• **RECORDS SHOWN**:
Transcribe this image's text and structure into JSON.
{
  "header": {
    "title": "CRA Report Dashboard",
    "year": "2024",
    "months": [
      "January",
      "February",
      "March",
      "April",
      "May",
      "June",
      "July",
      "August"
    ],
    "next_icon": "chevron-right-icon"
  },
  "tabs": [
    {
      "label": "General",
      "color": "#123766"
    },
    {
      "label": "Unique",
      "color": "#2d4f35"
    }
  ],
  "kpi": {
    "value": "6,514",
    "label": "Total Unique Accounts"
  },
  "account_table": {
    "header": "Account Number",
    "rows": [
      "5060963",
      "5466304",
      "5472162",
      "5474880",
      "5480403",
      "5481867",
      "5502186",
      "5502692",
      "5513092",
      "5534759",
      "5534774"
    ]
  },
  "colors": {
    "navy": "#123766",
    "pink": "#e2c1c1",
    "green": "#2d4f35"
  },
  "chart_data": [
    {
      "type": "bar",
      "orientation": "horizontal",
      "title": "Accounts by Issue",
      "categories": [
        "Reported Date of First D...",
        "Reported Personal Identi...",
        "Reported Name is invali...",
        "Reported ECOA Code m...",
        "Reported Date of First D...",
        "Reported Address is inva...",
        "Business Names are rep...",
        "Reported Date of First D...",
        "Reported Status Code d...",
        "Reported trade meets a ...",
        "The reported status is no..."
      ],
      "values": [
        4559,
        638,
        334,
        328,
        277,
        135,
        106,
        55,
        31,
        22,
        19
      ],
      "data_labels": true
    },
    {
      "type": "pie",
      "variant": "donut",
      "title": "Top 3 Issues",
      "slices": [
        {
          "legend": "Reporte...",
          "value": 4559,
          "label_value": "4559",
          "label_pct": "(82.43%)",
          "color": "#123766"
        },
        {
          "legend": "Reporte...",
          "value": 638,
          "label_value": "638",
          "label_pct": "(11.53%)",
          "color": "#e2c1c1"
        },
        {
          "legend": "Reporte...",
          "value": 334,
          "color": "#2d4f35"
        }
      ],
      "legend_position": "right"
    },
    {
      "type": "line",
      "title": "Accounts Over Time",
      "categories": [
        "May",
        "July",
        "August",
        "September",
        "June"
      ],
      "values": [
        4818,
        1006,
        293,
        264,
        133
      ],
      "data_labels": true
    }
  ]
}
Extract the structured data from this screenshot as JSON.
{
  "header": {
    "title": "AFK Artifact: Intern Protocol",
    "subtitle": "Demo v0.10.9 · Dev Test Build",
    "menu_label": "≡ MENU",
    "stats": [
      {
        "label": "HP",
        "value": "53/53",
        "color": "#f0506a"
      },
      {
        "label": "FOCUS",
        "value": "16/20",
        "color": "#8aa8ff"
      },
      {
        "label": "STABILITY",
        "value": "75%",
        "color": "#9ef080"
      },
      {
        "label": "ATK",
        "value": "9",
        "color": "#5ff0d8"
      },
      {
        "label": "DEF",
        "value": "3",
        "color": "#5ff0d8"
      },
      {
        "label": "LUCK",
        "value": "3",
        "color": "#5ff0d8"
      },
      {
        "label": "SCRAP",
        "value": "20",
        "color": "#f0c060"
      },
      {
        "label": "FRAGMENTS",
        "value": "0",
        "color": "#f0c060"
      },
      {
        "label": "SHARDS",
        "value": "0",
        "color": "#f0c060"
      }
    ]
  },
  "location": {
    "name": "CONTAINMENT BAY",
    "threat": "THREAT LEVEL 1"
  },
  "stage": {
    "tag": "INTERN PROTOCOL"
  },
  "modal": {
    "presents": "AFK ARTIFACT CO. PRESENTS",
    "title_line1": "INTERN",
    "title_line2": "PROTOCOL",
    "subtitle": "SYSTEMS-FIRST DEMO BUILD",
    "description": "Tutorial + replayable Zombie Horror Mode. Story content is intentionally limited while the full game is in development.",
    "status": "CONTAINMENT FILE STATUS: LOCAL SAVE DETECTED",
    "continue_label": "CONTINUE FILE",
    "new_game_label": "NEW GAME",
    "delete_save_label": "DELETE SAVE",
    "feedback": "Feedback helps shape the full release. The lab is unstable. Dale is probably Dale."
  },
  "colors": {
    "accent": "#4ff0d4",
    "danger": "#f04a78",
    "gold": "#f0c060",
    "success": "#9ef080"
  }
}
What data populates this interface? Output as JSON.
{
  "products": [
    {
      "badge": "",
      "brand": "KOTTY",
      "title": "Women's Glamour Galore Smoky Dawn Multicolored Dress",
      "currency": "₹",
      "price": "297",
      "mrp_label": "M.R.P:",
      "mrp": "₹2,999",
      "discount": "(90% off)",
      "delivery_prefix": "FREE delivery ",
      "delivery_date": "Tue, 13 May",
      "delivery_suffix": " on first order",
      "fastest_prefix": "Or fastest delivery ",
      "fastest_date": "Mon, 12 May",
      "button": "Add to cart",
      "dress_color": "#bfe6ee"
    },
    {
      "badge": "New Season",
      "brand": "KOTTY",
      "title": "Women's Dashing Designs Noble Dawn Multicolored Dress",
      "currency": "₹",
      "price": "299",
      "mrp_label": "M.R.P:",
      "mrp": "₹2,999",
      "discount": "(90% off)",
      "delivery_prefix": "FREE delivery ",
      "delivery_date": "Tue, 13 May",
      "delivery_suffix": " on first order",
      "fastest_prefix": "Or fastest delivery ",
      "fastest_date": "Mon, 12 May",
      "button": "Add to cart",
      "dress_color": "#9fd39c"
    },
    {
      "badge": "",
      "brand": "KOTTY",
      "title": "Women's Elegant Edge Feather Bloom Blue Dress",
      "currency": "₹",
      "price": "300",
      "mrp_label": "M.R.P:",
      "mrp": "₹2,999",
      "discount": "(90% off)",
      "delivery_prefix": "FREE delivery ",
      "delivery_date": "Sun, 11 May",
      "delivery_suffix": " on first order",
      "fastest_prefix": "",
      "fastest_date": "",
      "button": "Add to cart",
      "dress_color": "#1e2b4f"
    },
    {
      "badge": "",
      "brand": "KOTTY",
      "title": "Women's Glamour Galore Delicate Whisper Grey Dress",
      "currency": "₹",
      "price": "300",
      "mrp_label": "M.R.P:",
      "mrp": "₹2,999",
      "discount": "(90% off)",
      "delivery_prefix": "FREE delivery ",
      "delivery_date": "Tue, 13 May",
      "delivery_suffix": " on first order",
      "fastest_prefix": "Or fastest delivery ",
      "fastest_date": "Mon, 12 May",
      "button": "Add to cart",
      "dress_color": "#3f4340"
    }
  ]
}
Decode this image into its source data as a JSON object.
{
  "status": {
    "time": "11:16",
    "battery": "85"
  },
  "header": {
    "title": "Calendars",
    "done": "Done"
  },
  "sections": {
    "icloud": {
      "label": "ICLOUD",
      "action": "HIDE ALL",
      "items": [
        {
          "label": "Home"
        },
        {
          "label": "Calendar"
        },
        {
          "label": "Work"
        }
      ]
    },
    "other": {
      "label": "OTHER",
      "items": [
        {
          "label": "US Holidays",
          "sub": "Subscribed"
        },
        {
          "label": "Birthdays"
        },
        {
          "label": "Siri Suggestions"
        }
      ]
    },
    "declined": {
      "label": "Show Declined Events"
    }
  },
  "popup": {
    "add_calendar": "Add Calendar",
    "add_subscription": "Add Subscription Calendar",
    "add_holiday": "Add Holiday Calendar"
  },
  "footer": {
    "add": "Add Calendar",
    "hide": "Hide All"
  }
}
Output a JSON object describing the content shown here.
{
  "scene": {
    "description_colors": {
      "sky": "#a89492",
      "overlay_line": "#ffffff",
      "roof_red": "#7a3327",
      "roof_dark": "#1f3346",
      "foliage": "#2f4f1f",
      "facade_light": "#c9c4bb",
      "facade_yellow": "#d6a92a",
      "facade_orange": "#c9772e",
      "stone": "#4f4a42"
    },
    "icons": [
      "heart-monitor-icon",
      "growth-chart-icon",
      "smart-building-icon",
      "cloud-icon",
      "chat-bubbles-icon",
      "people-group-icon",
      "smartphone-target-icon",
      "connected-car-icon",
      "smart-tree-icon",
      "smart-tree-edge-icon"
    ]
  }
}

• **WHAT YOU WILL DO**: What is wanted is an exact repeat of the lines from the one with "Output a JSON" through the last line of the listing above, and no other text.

• **ANSWER BELOW**:
Output a JSON object describing the content shown here.
{
  "scene": {
    "description_colors": {
      "sky": "#a89492",
      "overlay_line": "#ffffff",
      "roof_red": "#7a3327",
      "roof_dark": "#1f3346",
      "foliage": "#2f4f1f",
      "facade_light": "#c9c4bb",
      "facade_yellow": "#d6a92a",
      "facade_orange": "#c9772e",
      "stone": "#4f4a42"
    },
    "icons": [
      "heart-monitor-icon",
      "growth-chart-icon",
      "smart-building-icon",
      "cloud-icon",
      "chat-bubbles-icon",
      "people-group-icon",
      "smartphone-target-icon",
      "connected-car-icon",
      "smart-tree-icon",
      "smart-tree-edge-icon"
    ]
  }
}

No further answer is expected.